You came up with some great stuff to tell this person. I wish her good luck with her aids!

SpeakUp Librarian said...

Thanks for sharing your experience, Megan. That's good advice on not being afraid to describe a problem - it could be fixable.
Thanks again,

Anonymous said...

I would tell them when seeing their audiologist for fitting of hearing aids, that when they explain things to you. If your not sure, then ask. And ask again if you still don't follow.

As well as building up slowly wearing your hearing aids, and start wearing in quiet places, or places you can control like your home before venturing outside. Try listening to the water running from the tap and keys jangleing.

I remember it took a while with me, regarding keys.

SpeakUp Librarian said...

Hi Liz,
LOL - I still can't stand the sound of my keys jangling or water running in the sink. You brought up a good point - new sounds. I remember the sound of paper rustling bothering me a lot when I first got my hearing aids. It was especially distracting in church.
Thanks for your advice.

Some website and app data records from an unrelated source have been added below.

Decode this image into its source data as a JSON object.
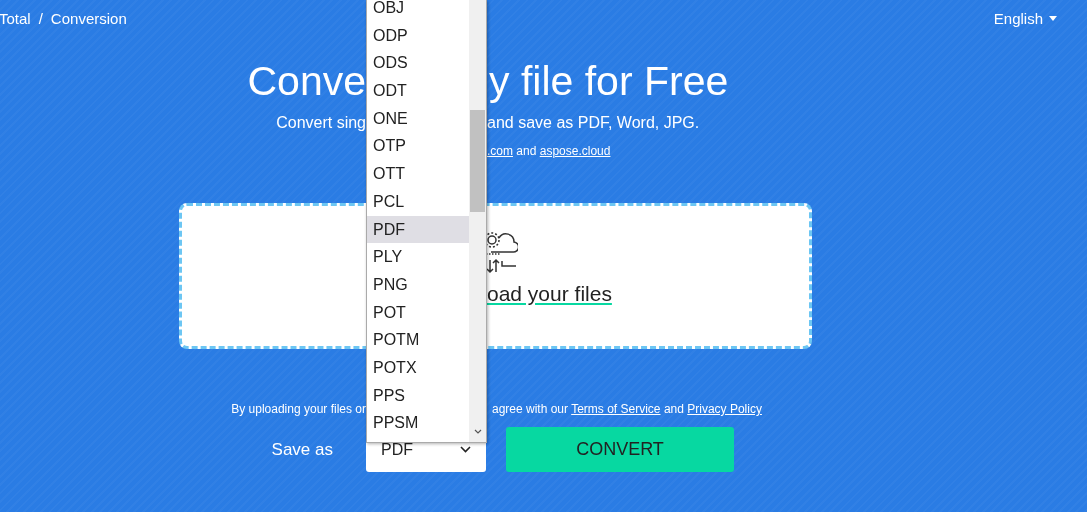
{
  "breadcrumb": {
    "items": [
      {
        "label": "Total"
      },
      {
        "label": "Conversion"
      }
    ],
    "separator": "/"
  },
  "language": {
    "label": "English"
  },
  "title": {
    "left": "Conve",
    "right": "y file for Free"
  },
  "subtitle": {
    "left": "Convert sing",
    "right": "and save as PDF, Word, JPG."
  },
  "powered_by": {
    "link_1": ".com",
    "middle": "and",
    "link_2": "aspose.cloud"
  },
  "upload": {
    "label": "oad your files"
  },
  "consent": {
    "left": "By uploading your files or",
    "right": "agree with our",
    "terms": "Terms of Service",
    "and": "and",
    "privacy": "Privacy Policy"
  },
  "save_as": {
    "label": "Save as",
    "value": "PDF"
  },
  "format_list": {
    "items": [
      {
        "label": "OBJ",
        "selected": false
      },
      {
        "label": "ODP",
        "selected": false
      },
      {
        "label": "ODS",
        "selected": false
      },
      {
        "label": "ODT",
        "selected": false
      },
      {
        "label": "ONE",
        "selected": false
      },
      {
        "label": "OTP",
        "selected": false
      },
      {
        "label": "OTT",
        "selected": false
      },
      {
        "label": "PCL",
        "selected": false
      },
      {
        "label": "PDF",
        "selected": true
      },
      {
        "label": "PLY",
        "selected": false
      },
      {
        "label": "PNG",
        "selected": false
      },
      {
        "label": "POT",
        "selected": false
      },
      {
        "label": "POTM",
        "selected": false
      },
      {
        "label": "POTX",
        "selected": false
      },
      {
        "label": "PPS",
        "selected": false
      },
      {
        "label": "PPSM",
        "selected": false
      }
    ]
  },
  "convert_button": {
    "label": "CONVERT"
  }
}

Danielle said...

Sarah- Wonderful article !!!!! Also tell your friend that there is a great organization HLAA and to join.

Danielle said...

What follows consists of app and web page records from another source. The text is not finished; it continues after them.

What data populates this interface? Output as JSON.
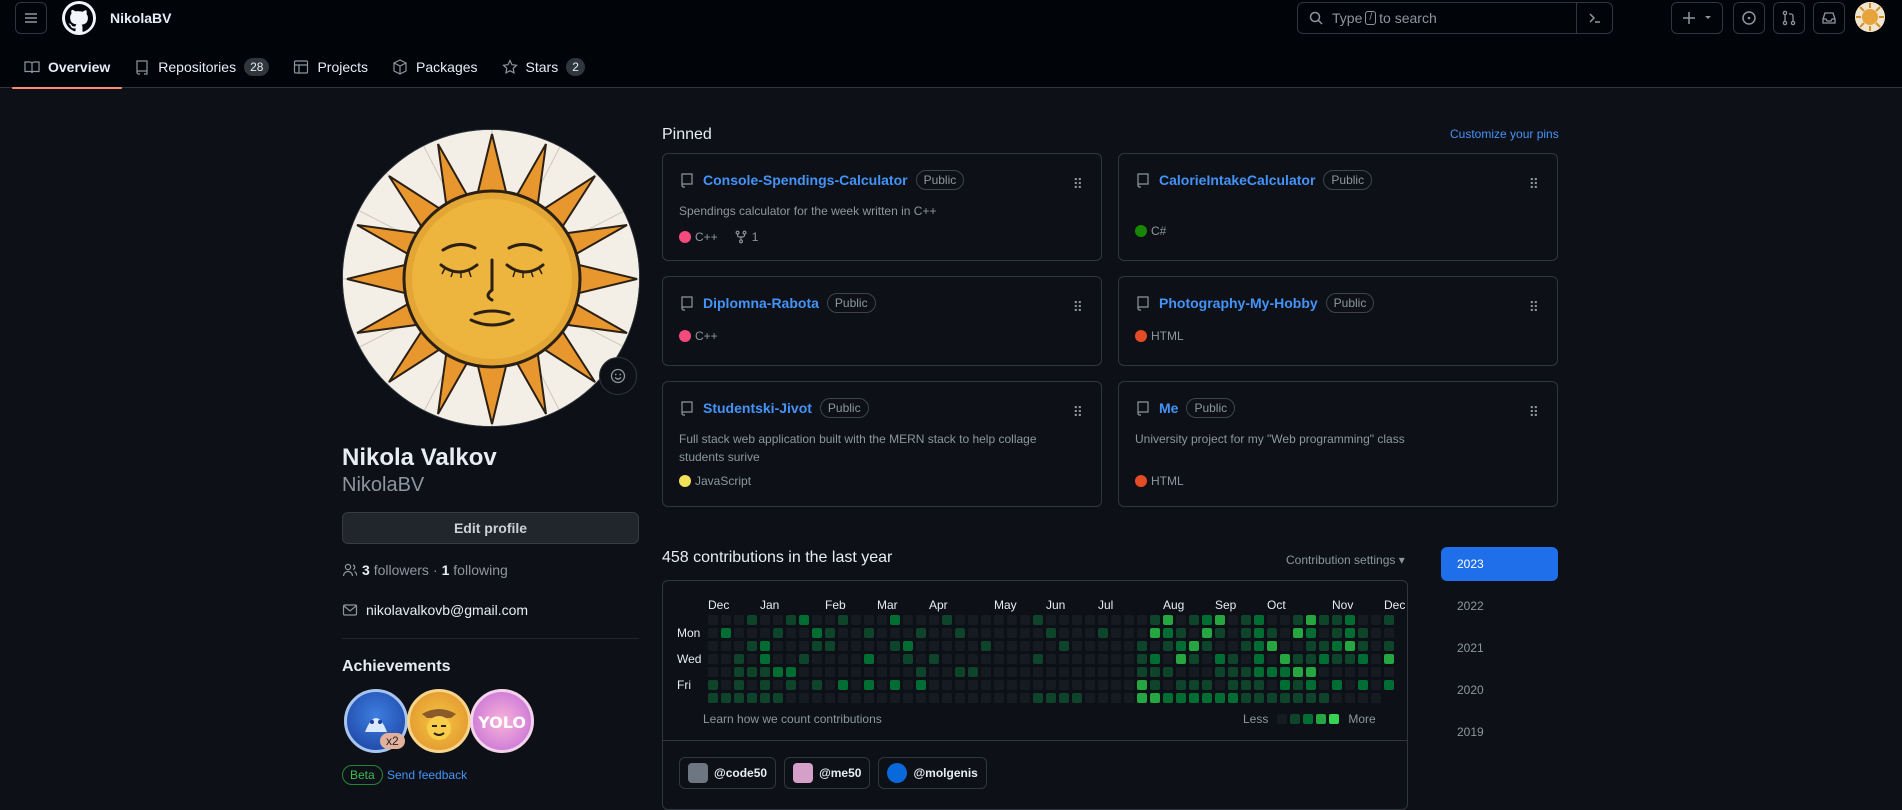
{
  "header": {
    "username": "NikolaBV",
    "search_prefix": "Type",
    "search_key": "/",
    "search_suffix": "to search"
  },
  "tabs": [
    {
      "label": "Overview",
      "active": true
    },
    {
      "label": "Repositories",
      "count": "28"
    },
    {
      "label": "Projects"
    },
    {
      "label": "Packages"
    },
    {
      "label": "Stars",
      "count": "2"
    }
  ],
  "profile": {
    "full_name": "Nikola Valkov",
    "login": "NikolaBV",
    "edit_label": "Edit profile",
    "followers_count": "3",
    "followers_label": "followers",
    "separator": "·",
    "following_count": "1",
    "following_label": "following",
    "email": "nikolavalkovb@gmail.com"
  },
  "achievements": {
    "title": "Achievements",
    "multiplier": "x2",
    "beta_label": "Beta",
    "feedback_label": "Send feedback"
  },
  "pinned": {
    "title": "Pinned",
    "customize_label": "Customize your pins",
    "repos": [
      {
        "name": "Console-Spendings-Calculator",
        "visibility": "Public",
        "description": "Spendings calculator for the week written in C++",
        "language": "C++",
        "language_color": "#f34b7d",
        "forks": "1"
      },
      {
        "name": "CalorieIntakeCalculator",
        "visibility": "Public",
        "description": "",
        "language": "C#",
        "language_color": "#178600"
      },
      {
        "name": "Diplomna-Rabota",
        "visibility": "Public",
        "description": "",
        "language": "C++",
        "language_color": "#f34b7d"
      },
      {
        "name": "Photography-My-Hobby",
        "visibility": "Public",
        "description": "",
        "language": "HTML",
        "language_color": "#e34c26"
      },
      {
        "name": "Studentski-Jivot",
        "visibility": "Public",
        "description": "Full stack web application built with the MERN stack to help collage students surive",
        "language": "JavaScript",
        "language_color": "#f1e05a"
      },
      {
        "name": "Me",
        "visibility": "Public",
        "description": "University project for my \"Web programming\" class",
        "language": "HTML",
        "language_color": "#e34c26"
      }
    ]
  },
  "contributions": {
    "title": "458 contributions in the last year",
    "settings_label": "Contribution settings",
    "learn_label": "Learn how we count contributions",
    "less_label": "Less",
    "more_label": "More",
    "months": [
      "Dec",
      "Jan",
      "Feb",
      "Mar",
      "Apr",
      "May",
      "Jun",
      "Jul",
      "Aug",
      "Sep",
      "Oct",
      "Nov",
      "Dec"
    ],
    "day_labels": [
      "Mon",
      "Wed",
      "Fri"
    ],
    "level_colors": [
      "#161b22",
      "#0e4429",
      "#006d32",
      "#26a641",
      "#39d353"
    ]
  },
  "orgs": [
    {
      "label": "@code50",
      "color": "#6e7681"
    },
    {
      "label": "@me50",
      "color": "#d4a0c8"
    },
    {
      "label": "@molgenis",
      "color": "#0969da"
    }
  ],
  "years": [
    {
      "label": "2023",
      "active": true
    },
    {
      "label": "2022"
    },
    {
      "label": "2021"
    },
    {
      "label": "2020"
    },
    {
      "label": "2019"
    }
  ]
}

I would tell this person.
1- Dont be afraid to ask questions
2- if you dont what a word means make sure the dr explains it to you.
3- write down questions you have to the dr this way when you go into the office you are not overwhelmed i just started doing this and it has helped me. She then writes on that paper for me. Such a great idea.

4- Make sure you are comfortable with the ear molds if not explain your reaction to the type of ear mold you have and try a different type of ear molds. Many people are allergic to the regular ear molds.Just like myself.

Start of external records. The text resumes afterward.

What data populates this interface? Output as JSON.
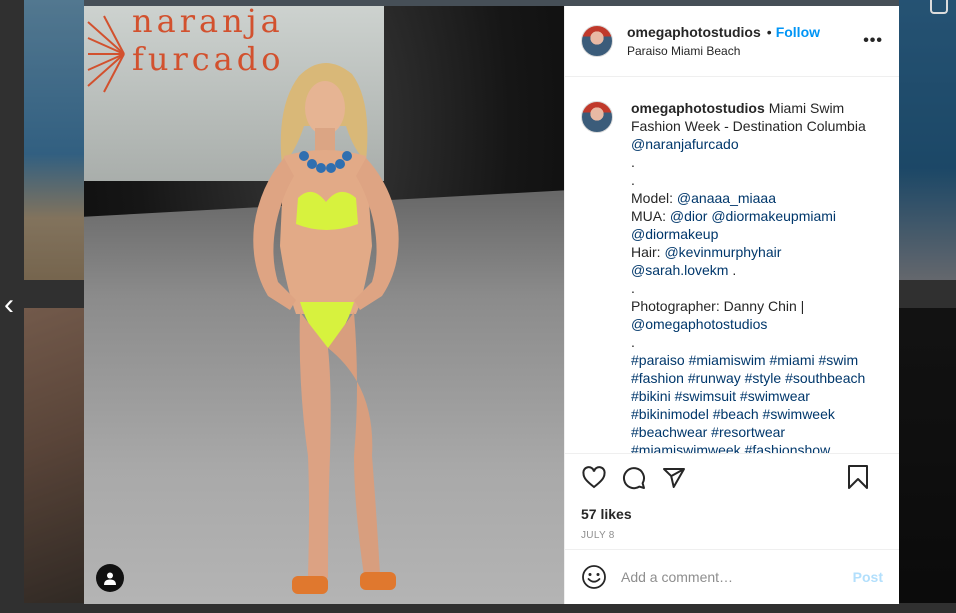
{
  "post": {
    "username": "omegaphotostudios",
    "separator": "•",
    "follow_label": "Follow",
    "location": "Paraiso Miami Beach",
    "more_label": "•••",
    "image": {
      "brand_text": "naranja\nfurcado"
    },
    "caption": {
      "username": "omegaphotostudios",
      "lines": [
        {
          "text": "Miami Swim",
          "type": "text"
        },
        {
          "text": "Fashion Week - Destination Columbia",
          "type": "text"
        },
        {
          "text": "@naranjafurcado",
          "type": "mention"
        },
        {
          "text": ".",
          "type": "text"
        },
        {
          "text": ".",
          "type": "text"
        },
        {
          "text": "Model: ",
          "type": "text",
          "mention": "@anaaa_miaaa"
        },
        {
          "text": "MUA: ",
          "type": "text",
          "mention": "@dior @diormakeupmiami"
        },
        {
          "text": "",
          "type": "mention",
          "mention": "@diormakeup"
        },
        {
          "text": "Hair: ",
          "type": "text",
          "mention": "@kevinmurphyhair"
        },
        {
          "text": " .",
          "type": "text",
          "mention_before": "@sarah.lovekm"
        },
        {
          "text": ".",
          "type": "text"
        },
        {
          "text": "Photographer: Danny Chin |",
          "type": "text"
        },
        {
          "text": "@omegaphotostudios",
          "type": "mention"
        },
        {
          "text": ".",
          "type": "text"
        },
        {
          "text": "#paraiso #miamiswim #miami #swim",
          "type": "mention"
        },
        {
          "text": "#fashion #runway #style #southbeach",
          "type": "mention"
        },
        {
          "text": "#bikini #swimsuit #swimwear",
          "type": "mention"
        },
        {
          "text": "#bikinimodel #beach #swimweek",
          "type": "mention"
        },
        {
          "text": "#beachwear #resortwear",
          "type": "mention"
        },
        {
          "text": "#miamiswimweek #fashionshow",
          "type": "mention"
        }
      ]
    },
    "likes": "57 likes",
    "date": "JULY 8",
    "comment": {
      "placeholder": "Add a comment…",
      "value": "",
      "post_label": "Post"
    }
  },
  "nav": {
    "prev_label": "‹"
  },
  "icons": {
    "like": "heart-icon",
    "comment": "comment-icon",
    "share": "paper-plane-icon",
    "save": "bookmark-icon",
    "emoji": "smiley-icon",
    "more": "more-options-icon",
    "profile_chip": "user-icon"
  },
  "colors": {
    "link": "#0095f6",
    "mention": "#00376b",
    "post_disabled": "#b2dffc",
    "brand_orange": "#d2512e",
    "bikini": "#d7f23e",
    "necklace": "#2f6fb0"
  }
}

Best of luck to you!

SpeakUp Librarian said...

Yes, you're right Danielle. Support groups are a wonderful way to meet other people who understand what you're going through.

I also like your idea of writing things down.

I'm glad you brought up the point about the ear molds. I don't have them on mine, so I didn't know that people could be allergic to the ear mold material.

Thanks, Danielle!!

Jonathan said...

Also, do have a bit of doubt that you may have been prescribed with the wrong hearing aids and wrong kind of ear molds.

Clues of the former include:
- not feeling like you're gaining a whole lot from your hearing aids (some hearing aids are for those with a mild hearing loss, which wouldn't suit me because my hearing loss is profound. My hearing aids wouldn't suit for someone with a mild hearing loss.) I think this issue happens more with those who have profound hearing losses and are being fitted with digital hearing aids that may or may not be suitable because their hearing losses are so profound. One of my friends has gone through this herself.

Clues of the latter include:
- squealing sounds
- no tight seals
- people hearing sounds coming out of your ears.

SpeakUp Librarian said...

Hi Jonathan,
I happen to know her loss is not profound so I hope that won't be an issue for her. Thanks for sharing your experience.
All the best,

kim said...

Great list Sarah! :-)

HOHCanadian said...

I thought squealing (feedback) was normal. All of my previous hearing aids squealed if I cupped my hands over my ears. I was thinking about wearing a t-shirt that said "When you hug me I squeal". My current Naidas don't but I think it has something to do with compression of high pitched sounds.

Glenice said...

Great article Sarah. Patience is very important when adjusting to hearing assistance of any type, aids or implants.

jelly said...

What a great tips and ideas from everyone!

SpeakUp Librarian said...

Hi HOH Canadian,
Yes, you are right. Squealing is normal when you cover the aid with your hand or someone leans in too close (like for a hug) or for me when I put my parka's hood up. I think what Jonathan meant is feedback occuring due to an improper fit. I've had that happen when an eartube wasn't tightened on enough. Quite annoying.
Thanks for your comment,

SpeakUp Librarian said...

Thank you Kim, Jelly and Glenice.